In the 1960s, Margaret Lovatt was part of a Nasa-funded project to communicate with dolphins. Soon she was living with 'Peter' 24 hours a day in a converted house. Christopher Rileyreports on an experiment that went tragically wrong
Like most children, Margaret Howe Lovatt grew up with stories of talking animals. "There was this book that my mother gave to me called Miss Kelly," she remembers with a twinkle in her eye. "It was a story about a cat who could talk and understand humans and it just stuck with me that maybe there is this possibility."

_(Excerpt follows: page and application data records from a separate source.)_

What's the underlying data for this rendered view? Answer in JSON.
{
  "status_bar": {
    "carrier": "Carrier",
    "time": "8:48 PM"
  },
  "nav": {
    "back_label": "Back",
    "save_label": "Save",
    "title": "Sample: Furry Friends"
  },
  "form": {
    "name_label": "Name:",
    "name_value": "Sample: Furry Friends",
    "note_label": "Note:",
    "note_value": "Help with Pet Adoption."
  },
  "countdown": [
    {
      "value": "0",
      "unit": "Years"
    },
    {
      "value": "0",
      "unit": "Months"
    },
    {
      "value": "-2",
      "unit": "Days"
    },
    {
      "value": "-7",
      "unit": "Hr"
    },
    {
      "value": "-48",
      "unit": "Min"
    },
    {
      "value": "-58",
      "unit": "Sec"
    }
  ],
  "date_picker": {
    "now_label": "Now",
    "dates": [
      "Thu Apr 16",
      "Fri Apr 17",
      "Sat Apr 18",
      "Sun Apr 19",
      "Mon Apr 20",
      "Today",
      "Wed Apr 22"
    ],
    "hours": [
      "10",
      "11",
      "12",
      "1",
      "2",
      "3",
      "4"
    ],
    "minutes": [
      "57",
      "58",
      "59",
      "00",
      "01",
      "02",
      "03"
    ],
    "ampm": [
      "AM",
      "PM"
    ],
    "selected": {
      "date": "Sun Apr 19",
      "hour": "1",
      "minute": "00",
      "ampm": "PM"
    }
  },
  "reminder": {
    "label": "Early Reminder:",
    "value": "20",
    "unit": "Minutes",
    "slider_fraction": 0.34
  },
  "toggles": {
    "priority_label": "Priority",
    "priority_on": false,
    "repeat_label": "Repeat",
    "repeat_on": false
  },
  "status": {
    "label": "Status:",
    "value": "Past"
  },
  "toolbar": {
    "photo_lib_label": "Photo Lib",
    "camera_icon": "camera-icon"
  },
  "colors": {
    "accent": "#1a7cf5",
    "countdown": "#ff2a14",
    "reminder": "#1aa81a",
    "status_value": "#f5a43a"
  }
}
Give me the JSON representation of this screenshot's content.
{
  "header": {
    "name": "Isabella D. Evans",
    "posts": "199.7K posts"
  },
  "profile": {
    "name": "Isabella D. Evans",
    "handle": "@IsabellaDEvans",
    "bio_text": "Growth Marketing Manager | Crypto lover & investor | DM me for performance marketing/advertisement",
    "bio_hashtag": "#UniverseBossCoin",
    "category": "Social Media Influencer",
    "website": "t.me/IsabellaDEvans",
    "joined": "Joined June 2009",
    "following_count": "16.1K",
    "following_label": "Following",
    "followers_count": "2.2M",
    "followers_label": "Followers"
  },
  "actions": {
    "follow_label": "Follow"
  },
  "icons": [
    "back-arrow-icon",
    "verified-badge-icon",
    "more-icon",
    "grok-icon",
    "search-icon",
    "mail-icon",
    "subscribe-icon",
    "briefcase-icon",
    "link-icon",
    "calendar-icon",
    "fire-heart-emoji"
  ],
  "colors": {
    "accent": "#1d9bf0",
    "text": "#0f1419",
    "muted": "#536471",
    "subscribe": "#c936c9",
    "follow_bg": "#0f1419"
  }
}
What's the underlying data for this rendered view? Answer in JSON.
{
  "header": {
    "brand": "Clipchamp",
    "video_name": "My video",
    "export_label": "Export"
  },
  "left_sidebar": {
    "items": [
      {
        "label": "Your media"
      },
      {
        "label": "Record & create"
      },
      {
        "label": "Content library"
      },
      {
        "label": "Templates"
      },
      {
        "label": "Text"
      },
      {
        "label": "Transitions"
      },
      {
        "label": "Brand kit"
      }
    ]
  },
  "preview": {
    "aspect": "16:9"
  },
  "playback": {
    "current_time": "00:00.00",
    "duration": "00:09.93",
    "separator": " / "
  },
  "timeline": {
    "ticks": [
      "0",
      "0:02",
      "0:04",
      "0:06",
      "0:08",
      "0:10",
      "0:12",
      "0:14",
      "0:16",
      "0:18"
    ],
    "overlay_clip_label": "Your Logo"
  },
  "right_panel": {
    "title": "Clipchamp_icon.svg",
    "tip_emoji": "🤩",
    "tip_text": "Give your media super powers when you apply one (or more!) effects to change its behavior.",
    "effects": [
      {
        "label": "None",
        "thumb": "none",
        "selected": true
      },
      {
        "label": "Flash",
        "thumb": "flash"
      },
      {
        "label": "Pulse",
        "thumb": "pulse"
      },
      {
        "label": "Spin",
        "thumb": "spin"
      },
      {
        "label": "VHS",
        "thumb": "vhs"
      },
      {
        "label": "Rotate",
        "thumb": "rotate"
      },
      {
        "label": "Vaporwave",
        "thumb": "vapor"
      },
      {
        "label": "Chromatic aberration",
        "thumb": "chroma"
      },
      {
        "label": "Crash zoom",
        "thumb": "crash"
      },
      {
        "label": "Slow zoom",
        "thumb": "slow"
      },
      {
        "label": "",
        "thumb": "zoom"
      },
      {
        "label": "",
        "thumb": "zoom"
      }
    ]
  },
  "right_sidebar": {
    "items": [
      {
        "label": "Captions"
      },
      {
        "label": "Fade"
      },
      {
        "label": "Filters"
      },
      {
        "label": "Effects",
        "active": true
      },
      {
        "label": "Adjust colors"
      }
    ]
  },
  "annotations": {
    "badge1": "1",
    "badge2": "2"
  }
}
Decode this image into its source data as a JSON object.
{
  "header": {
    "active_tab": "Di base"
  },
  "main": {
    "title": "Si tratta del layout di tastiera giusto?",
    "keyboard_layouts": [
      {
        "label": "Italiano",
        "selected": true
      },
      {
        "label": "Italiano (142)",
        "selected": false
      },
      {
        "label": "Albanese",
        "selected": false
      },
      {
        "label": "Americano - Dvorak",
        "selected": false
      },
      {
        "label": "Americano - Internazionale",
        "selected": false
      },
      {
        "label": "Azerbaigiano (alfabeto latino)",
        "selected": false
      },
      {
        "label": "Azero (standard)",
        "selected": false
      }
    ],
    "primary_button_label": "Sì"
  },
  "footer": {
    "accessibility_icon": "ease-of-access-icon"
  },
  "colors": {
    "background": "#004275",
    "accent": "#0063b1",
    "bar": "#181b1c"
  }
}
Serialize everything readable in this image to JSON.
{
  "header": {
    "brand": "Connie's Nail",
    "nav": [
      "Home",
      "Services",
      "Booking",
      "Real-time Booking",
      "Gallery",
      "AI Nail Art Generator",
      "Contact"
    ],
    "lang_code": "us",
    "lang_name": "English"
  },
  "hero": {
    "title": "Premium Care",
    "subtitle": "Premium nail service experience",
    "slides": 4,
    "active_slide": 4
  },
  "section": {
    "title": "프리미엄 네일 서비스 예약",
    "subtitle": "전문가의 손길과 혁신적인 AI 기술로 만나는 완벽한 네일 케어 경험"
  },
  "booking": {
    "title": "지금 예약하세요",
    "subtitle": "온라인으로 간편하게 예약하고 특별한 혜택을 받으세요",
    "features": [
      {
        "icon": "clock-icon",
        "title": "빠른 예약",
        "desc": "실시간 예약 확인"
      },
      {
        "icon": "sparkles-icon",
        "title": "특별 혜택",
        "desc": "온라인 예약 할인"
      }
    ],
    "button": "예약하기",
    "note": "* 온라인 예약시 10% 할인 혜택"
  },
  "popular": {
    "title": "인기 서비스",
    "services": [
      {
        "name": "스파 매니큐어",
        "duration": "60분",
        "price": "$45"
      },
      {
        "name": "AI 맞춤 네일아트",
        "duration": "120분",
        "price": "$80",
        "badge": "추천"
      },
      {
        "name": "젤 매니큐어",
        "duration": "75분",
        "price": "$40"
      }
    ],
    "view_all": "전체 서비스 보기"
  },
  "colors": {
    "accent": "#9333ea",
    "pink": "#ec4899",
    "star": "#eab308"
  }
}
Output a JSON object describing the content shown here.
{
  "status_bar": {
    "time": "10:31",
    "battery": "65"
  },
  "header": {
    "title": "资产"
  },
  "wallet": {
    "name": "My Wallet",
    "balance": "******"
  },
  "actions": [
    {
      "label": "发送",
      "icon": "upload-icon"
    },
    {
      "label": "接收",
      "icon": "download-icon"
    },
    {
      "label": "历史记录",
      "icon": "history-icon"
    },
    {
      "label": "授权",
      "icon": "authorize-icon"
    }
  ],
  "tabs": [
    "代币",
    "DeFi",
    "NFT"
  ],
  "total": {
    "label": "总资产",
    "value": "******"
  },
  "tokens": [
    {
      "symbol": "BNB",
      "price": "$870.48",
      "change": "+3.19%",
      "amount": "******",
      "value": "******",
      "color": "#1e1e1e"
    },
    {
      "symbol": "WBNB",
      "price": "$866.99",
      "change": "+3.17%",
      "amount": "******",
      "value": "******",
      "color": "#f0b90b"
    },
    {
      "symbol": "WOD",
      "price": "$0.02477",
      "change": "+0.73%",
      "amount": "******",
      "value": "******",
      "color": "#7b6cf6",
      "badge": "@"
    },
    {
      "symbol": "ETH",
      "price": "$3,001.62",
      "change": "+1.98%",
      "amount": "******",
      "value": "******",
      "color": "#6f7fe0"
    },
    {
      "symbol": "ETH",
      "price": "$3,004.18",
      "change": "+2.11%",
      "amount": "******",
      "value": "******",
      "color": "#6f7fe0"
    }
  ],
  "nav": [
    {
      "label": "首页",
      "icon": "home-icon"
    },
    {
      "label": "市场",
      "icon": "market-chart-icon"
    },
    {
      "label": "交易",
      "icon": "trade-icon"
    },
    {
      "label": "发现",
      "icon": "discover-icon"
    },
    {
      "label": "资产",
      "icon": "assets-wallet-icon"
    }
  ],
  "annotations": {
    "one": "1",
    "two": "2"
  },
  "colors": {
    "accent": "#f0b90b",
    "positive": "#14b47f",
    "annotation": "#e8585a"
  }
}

Unlike most children, Lovatt didn't leave these tales of talking animals behind her as she grew up. In her early 20s, living on the Caribbean island of St Thomas, they took on a new significance. During Christmas 1963, her brother-in-law mentioned a secret laboratory at the eastern end of the island where they were working with dolphins. She decided to pay the lab a visit early the following year. "I was curious," Lovatt recalls. "I drove out there, down a muddy hill, and at the bottom was a cliff with a big white building."